Tech Executives Are Contrite About Election Meddling, but Make Few Promises on Capitol Hill
Executives from Facebook, Google and Twitter appeared on Capitol Hill for the first time on Oct 31 to publicly acknowledge their role in Russia’s influence on the presidential campaign, but offered little more than promises to do better. Their reluctance frustrated lawmakers who sought stronger evidence that American elections will be protected from foreign powers. The hearing, the first of three in two days for company executives, served as an initial public reckoning for the internet giants. They had emphasized their role as public squares for political discourse but are being forced to confront how they were used as tools for a broad Russian misinformation campaign. Both Democrats and some Republicans on a Senate Judiciary subcommittee complained that the companies had waited nearly a year to publicly admit how many Americans were exposed to the Russian effort to spread propaganda during the 2016 campaign. Senators pushed for harsher remedies, including regulations on their advertising practices akin to rules for political advertising on television. The most pointed exchanges were aimed at Facebook, which acknowledged that more than 126 million users potentially saw inflammatory political ads bought by a Kremlin-linked company, the Internet Research Agency. Facebook has drawn particular ire from lawmakers for its early brushoff of fake news and foreign interference on its site, which its chief executive, Mark Zuckerberg, dismissed as a “crazy idea” just after the election.

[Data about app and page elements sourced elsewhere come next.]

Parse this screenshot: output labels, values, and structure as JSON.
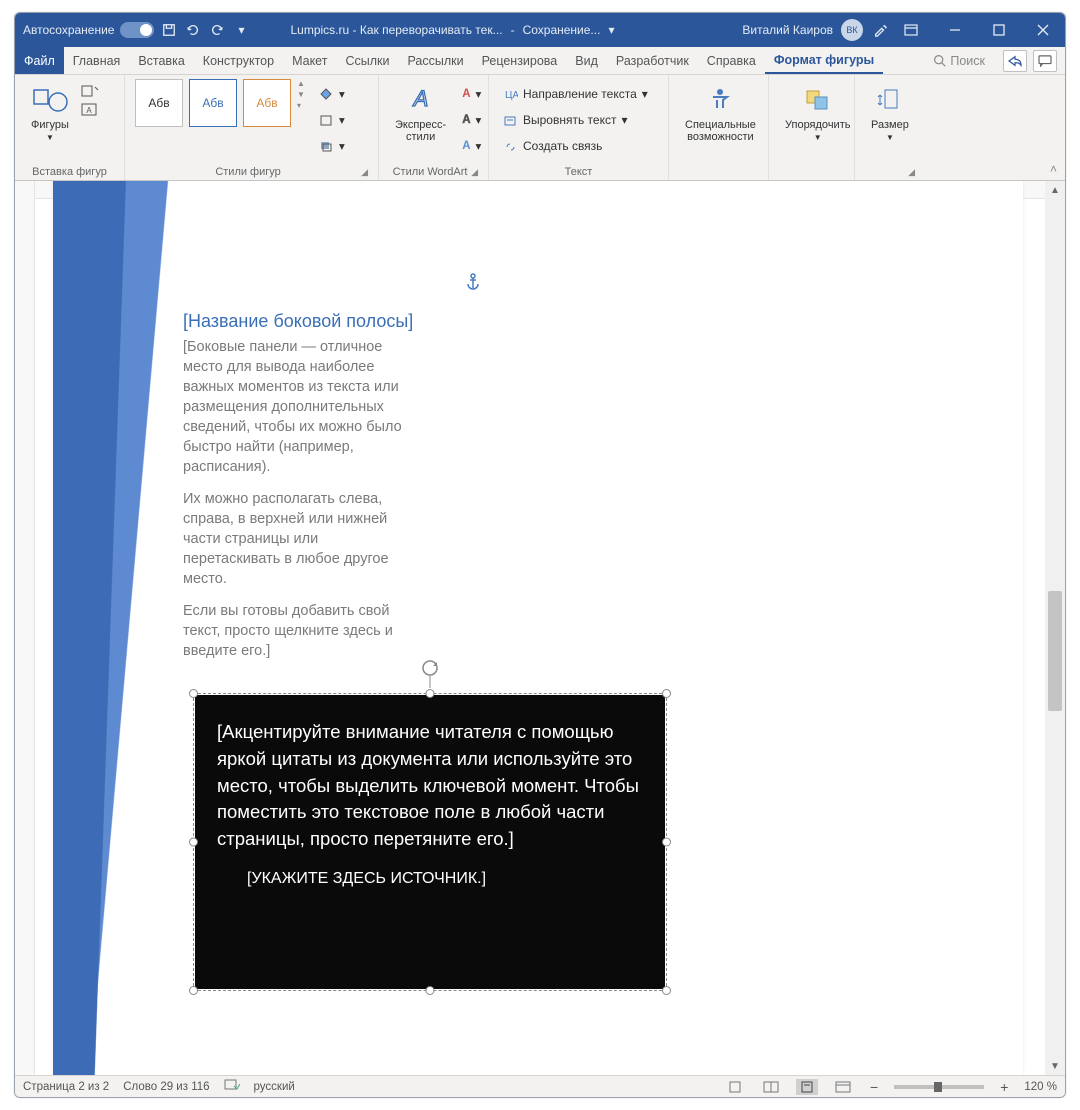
{
  "titlebar": {
    "autosave_label": "Автосохранение",
    "doc_title": "Lumpics.ru - Как переворачивать тек...",
    "saving": "Сохранение...",
    "user": "Виталий Каиров",
    "user_initials": "ВК"
  },
  "tabs": {
    "file": "Файл",
    "items": [
      "Главная",
      "Вставка",
      "Конструктор",
      "Макет",
      "Ссылки",
      "Рассылки",
      "Рецензирова",
      "Вид",
      "Разработчик",
      "Справка"
    ],
    "active": "Формат фигуры",
    "search_placeholder": "Поиск"
  },
  "ribbon": {
    "shapes_label": "Фигуры",
    "insert_group": "Вставка фигур",
    "style_sample": "Абв",
    "styles_group": "Стили фигур",
    "wordart_btn": "Экспресс-стили",
    "wordart_group": "Стили WordArt",
    "text_direction": "Направление текста",
    "text_align": "Выровнять текст",
    "text_link": "Создать связь",
    "text_group": "Текст",
    "a11y_btn": "Специальные возможности",
    "arrange_btn": "Упорядочить",
    "size_btn": "Размер"
  },
  "doc": {
    "sidebar_title": "[Название боковой полосы]",
    "sidebar_p1": "[Боковые панели — отличное место для вывода наиболее важных моментов из текста или размещения дополнительных сведений, чтобы их можно было быстро найти (например, расписания).",
    "sidebar_p2": "Их можно располагать слева, справа, в верхней или нижней части страницы или перетаскивать в любое другое место.",
    "sidebar_p3": "Если вы готовы добавить свой текст, просто щелкните здесь и введите его.]",
    "quote": "[Акцентируйте внимание читателя с помощью яркой цитаты из документа или используйте это место, чтобы выделить ключевой момент. Чтобы поместить это текстовое поле в любой части страницы, просто перетяните его.]",
    "source": "[УКАЖИТЕ ЗДЕСЬ ИСТОЧНИК.]"
  },
  "status": {
    "page": "Страница 2 из 2",
    "words": "Слово 29 из 116",
    "lang": "русский",
    "zoom": "120 %"
  }
}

Tech Executives Are Contrite About Election Meddling, but Make Few Promises on Capitol Hill Senators grill tech companies about Russian interference, but don’t get very far (The Verge)